Part of his success was his ability to step into children’s psychological landscapes and deal with some of the darker situations they found themselves in. Matilda is a case in point. This story is about a girl who isn’t loved by her parents (who are obsessed with themselves and money) who makes a life for herself.
The story eventually ends with Matilda finding a valuable parent figure in the form of her school teacher, but not before a few plot twists and turns along the way. For kids, Matilda feels like a story of hope and reconciliation, even if the actual subject matter is dark.
The Cat in The Hat By Dr. Seuss
Dr. Seuss is famous all over the world for his stories. And none more so than the epic tale of the Cat in the Hat. Even though the book was written in 1957, it is still engaging today and contains some important themes that educate children about the world.
The main plot centers on a tall, anthropomorphic cat who wears a red-striped hat and matching bow tie. The cat is an eccentric stranger who visits two children, Sally and Sam, who find themselves bored on a dull day while their mother is out. The story then goes on to detail the cat’s tricks and mischievousness.
A Bear Called Paddington by Michael Bond
Most children have heard of Paddington bear thanks to the movies. But the tale of this little adventurer began many years ago with the books of Michael Bond. Paddington has inspired generations of children with his antics and unique take on life in London. If nothing else, the novels are a great way to introduce children to the Old World, complete with some of the strange cultural quirks you find on the other side of the pond.
Winnie-the-Pooh by A. A. Milne
Winnie-the-Pooh is another cute bear who’s been fascinating children for generations. The slow-moving sweetheart is a little dumb, but that’s what makes him so enjoyable to read. Combine him with characters like Eeyore and Piglet, and you have yourself the making of a magical world where kids can lose themselves for hours.
The Tale Of Peter Rabbit by Beatrix Potter

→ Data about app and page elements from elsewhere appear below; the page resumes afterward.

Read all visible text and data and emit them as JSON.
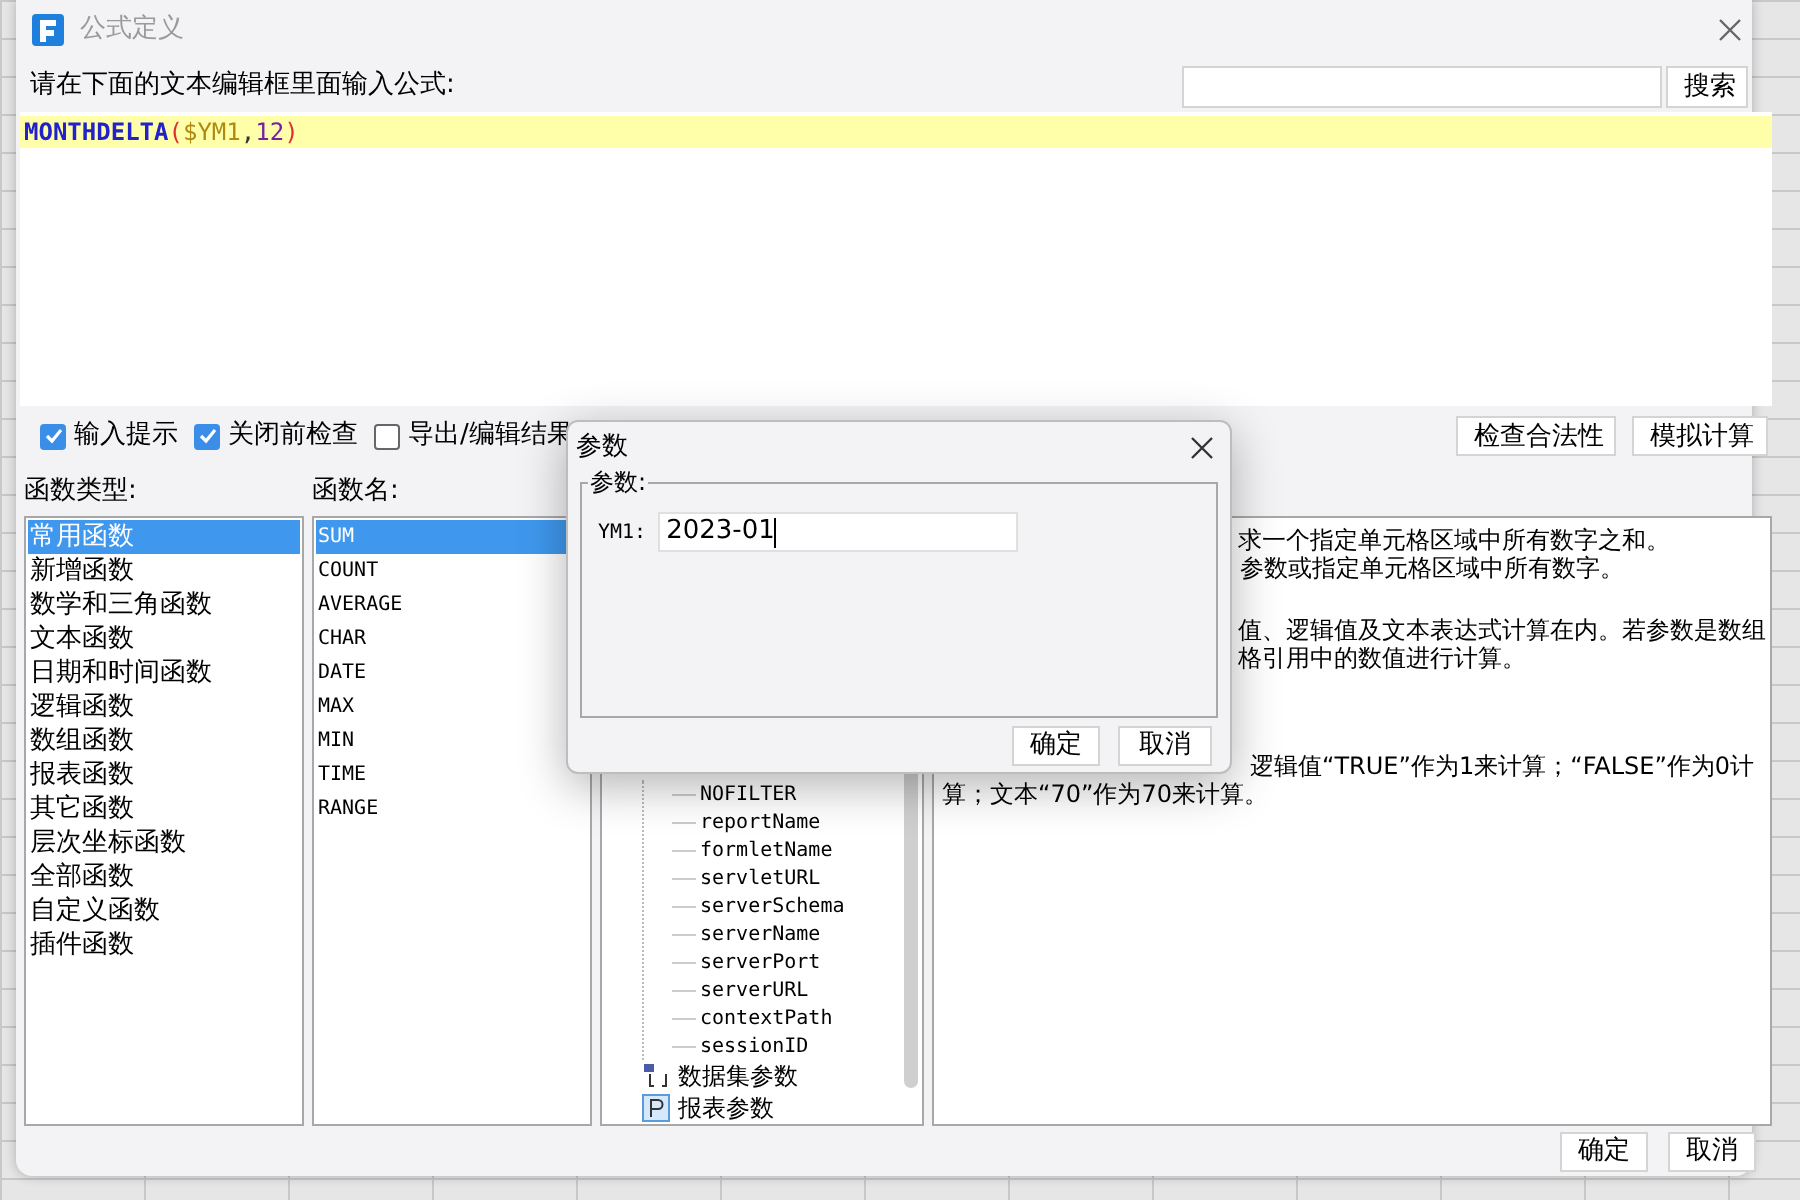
{
  "window": {
    "title": "公式定义"
  },
  "prompt": "请在下面的文本编辑框里面输入公式:",
  "search": {
    "button": "搜索"
  },
  "formula": {
    "tokens": [
      {
        "text": "MONTHDELTA",
        "kind": "function"
      },
      {
        "text": "(",
        "kind": "paren"
      },
      {
        "text": "$YM1",
        "kind": "param"
      },
      {
        "text": ",",
        "kind": "comma"
      },
      {
        "text": "12",
        "kind": "number"
      },
      {
        "text": ")",
        "kind": "paren"
      }
    ]
  },
  "options": [
    {
      "label": "输入提示",
      "checked": true
    },
    {
      "label": "关闭前检查",
      "checked": true
    },
    {
      "label": "导出/编辑结果",
      "checked": false
    }
  ],
  "tool_buttons": [
    "检查合法性",
    "模拟计算"
  ],
  "categories": {
    "label": "函数类型:",
    "items": [
      {
        "label": "常用函数",
        "selected": true
      },
      {
        "label": "新增函数",
        "selected": false
      },
      {
        "label": "数学和三角函数",
        "selected": false
      },
      {
        "label": "文本函数",
        "selected": false
      },
      {
        "label": "日期和时间函数",
        "selected": false
      },
      {
        "label": "逻辑函数",
        "selected": false
      },
      {
        "label": "数组函数",
        "selected": false
      },
      {
        "label": "报表函数",
        "selected": false
      },
      {
        "label": "其它函数",
        "selected": false
      },
      {
        "label": "层次坐标函数",
        "selected": false
      },
      {
        "label": "全部函数",
        "selected": false
      },
      {
        "label": "自定义函数",
        "selected": false
      },
      {
        "label": "插件函数",
        "selected": false
      }
    ]
  },
  "functions": {
    "label": "函数名:",
    "items": [
      {
        "label": "SUM",
        "selected": true
      },
      {
        "label": "COUNT",
        "selected": false
      },
      {
        "label": "AVERAGE",
        "selected": false
      },
      {
        "label": "CHAR",
        "selected": false
      },
      {
        "label": "DATE",
        "selected": false
      },
      {
        "label": "MAX",
        "selected": false
      },
      {
        "label": "MIN",
        "selected": false
      },
      {
        "label": "TIME",
        "selected": false
      },
      {
        "label": "RANGE",
        "selected": false
      }
    ]
  },
  "tree": [
    {
      "kind": "group",
      "children": [
        {
          "label": "NOFILTER"
        },
        {
          "label": "reportName"
        },
        {
          "label": "formletName"
        },
        {
          "label": "servletURL"
        },
        {
          "label": "serverSchema"
        },
        {
          "label": "serverName"
        },
        {
          "label": "serverPort"
        },
        {
          "label": "serverURL"
        },
        {
          "label": "contextPath"
        },
        {
          "label": "sessionID"
        }
      ]
    },
    {
      "kind": "dataset",
      "label": "数据集参数"
    },
    {
      "kind": "report_param",
      "label": "报表参数"
    }
  ],
  "description": [
    {
      "text": "求一个指定单元格区域中所有数字之和。",
      "kind": "covered"
    },
    {
      "text": "参数或指定单元格区域中所有数字。",
      "kind": "covered"
    },
    {
      "text": "值、逻辑值及文本表达式计算在内。若参数是数组",
      "kind": "covered"
    },
    {
      "text": "格引用中的数值进行计算。",
      "kind": "covered"
    },
    {
      "text": "逻辑值“TRUE”作为1来计算；“FALSE”作为0计",
      "kind": "covered"
    },
    {
      "text": "算；文本“70”作为70来计算。",
      "kind": "full"
    }
  ],
  "buttons": [
    "确定",
    "取消"
  ],
  "param_dialog": {
    "title": "参数",
    "group": "参数:",
    "fields": [
      {
        "label": "YM1:",
        "value": "2023-01"
      }
    ],
    "buttons": [
      "确定",
      "取消"
    ]
  }
}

When children are growing up, it is critical that they learn how to incorporate all aspects of their personality into their characters, including their rebelliousness. Peter Rabbit, the creation of British 19th-century author Beatrix Potter is a case in point. While all his brothers and sisters are well-behaved (and have similar-sounding names), Peter stands astride from the rest of the clan, getting into lots of trouble, but somehow making it through the day.
The stories are scary yet appealing to children because Peter Rabbit embodies many of their own predicaments. He is small and helpless in a giant, scary world. And he has the same impulses as kids themselves, including winding-up farmers.
The Very Hungry Caterpillar by Eric Carle
The Very Hungry Caterpillar is one of the first books that many children read. It’s all about – you guessed it – a caterpillar who can’t stop eating.
The story, though, is interesting for children though, on a couple of levels. First, it helps them process their own hunger – one of the earliest sensations that matter in life. Hunger, they learn, has a function – it’s what helps them grow.
The second interesting aspect of the book is that it introduces kids to some seemingly magical aspects of nature. The caterpillar has to keep eating because eventually, it will turn into a beautiful butterfly, going through a full-blown metamorphosis.
The Little Engine That Could by Watty Piper
The Little Engine That Could is a fable that teaches children about the virtues of perseverance. The train in the story faces some struggles. But eventually, persistence pays off and it gets to its destination. The mantra of the story is “I think, therefore, I can.”
Do you have any other book suggestions? If so, tell us in the comments below!